Discourse Structure and Anaphora : Written and Conversational English
Barbara Fox's thoughtful study examines the use of anaphora in both written and spoken discourse. Any treatment of anaphora must consider the hierarchical of its source texts-type. Texts may be produced and heard or read linearly, but they are designed and understood hierarchically. Discourse Structure and Anaphora goes beyond the information processing concerns of cognitive science to assess the critical role played in all text-types by social, interactional and affective factors. It also considers the fact that texts are organised by socially accepted conventions. Using conversation analysis and rhetorical structure analysis, this book looks at the distribution of pronouns and full noun phrases in three different genres of English, taking data from naturally occurring face-to-face and telephone conversations, small newspaper and magazine articles and a psychoanalytic biography.

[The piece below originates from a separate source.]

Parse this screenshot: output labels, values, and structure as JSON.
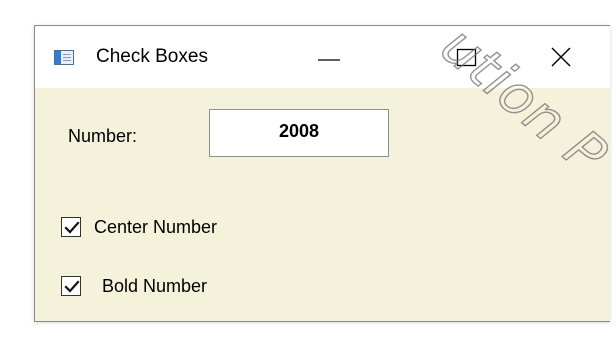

- Electronic book text
- 11 May 2012
- CAMBRIDGE UNIVERSITY PRESS
- Cambridge University Press (Virtual Publishing)
- Cambridge, United Kingdom
Table of contents
1. Introduction; 2. Conversation analysis; 3. Anaphora in conversational English; 4. Rhetorical structure analysis; 5. Anaphora in expository written English texts; 6. Anaphora in expository written and conversational English; 7. Conclusions.
"...is a tightly argued, well-documented, innovative reformulation of the theory of anaphora that should have an impact on thinking about anaphora in discourse." Studies in Second Language Learning